Now, half a century later, the Arab rulers are still rushing to Israel and normalising their relations with it, as well as opening Israeli embassies in their countries, signing commercial and military deals with it, and reaching peace agreements with it, known as the Abraham Accords. This is even though they were not at war with it, forcing them to accept the crumbs of what was lost amid the world events and changes in the balances of power in the world. Jerusalem was annexed by the Israeli state and declared its capital, while the Syrian Golan was also annexed to the Israeli territories.

READ: Saudi has become partner of Zionists in the occupation of Palestine

After the peace treaties, Israel continued to say that the Egyptian armed forces were not able to liberate all of Sinai, but rather liberated only a few kilometres, and were forced to engage in negotiations and sign peace agreements to recover the rest of Sinai. The Israelis arrogantly brag that the Arabs learned their lesson well, that Israel is good at fighting and that they cannot obtain anything from it other than through negotiations.

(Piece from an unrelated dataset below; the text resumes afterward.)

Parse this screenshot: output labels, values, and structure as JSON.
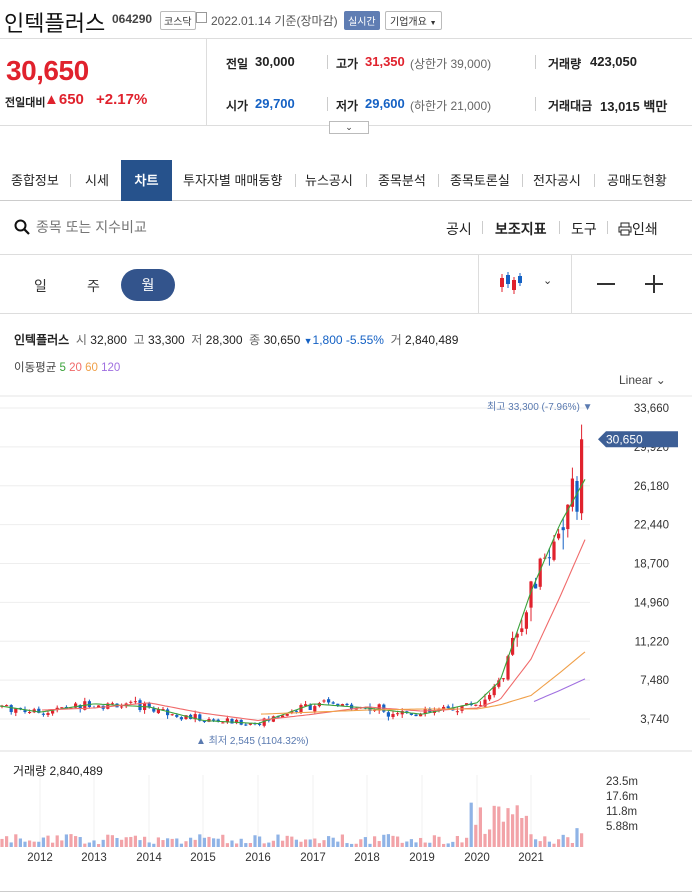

Unfortunately, the Arab Zionists agree with these words. The October War against the Zionist enemy makes them dizzy, lose balance and have severe headaches. When they talk about it, they do not call Israel the enemy, but rather they call it the other side. Perhaps what is more regrettable is that the official and media discourse avoids mentioning Israel when marking the victory in the October War, the enemy that occupied our land and against which we fought a war and defeated it, as if we had defeated an imaginary enemy or an unidentified army that was occupying our land. This is, of course, to redirect the compass, erase the Zionist enemy from the Arab conscience, and form a new Arab conscience that makes Israel a friend and not an enemy, in line with the normalisation pursued by Arab governments!

This is a major crime against the nation, its people, its history of struggle, its military heroism, its national security, and its highest interests. It also breaks the people, weakens their self-confidence, and deals a blow to their morale that exaggerates the power of the Zionist enemy.

Israel will remain the historical enemy of the nation, no matter how much the Arab rulers rush to normalise relations with it, and the Arab nations will continue to refuse normalisation with the Zionist enemy.

READ: Saudi-Israel normalisation seeks the complete surrender of the Palestinians

The views expressed in this article belong to the author and do not necessarily reflect the editorial policy of Middle East Monitor.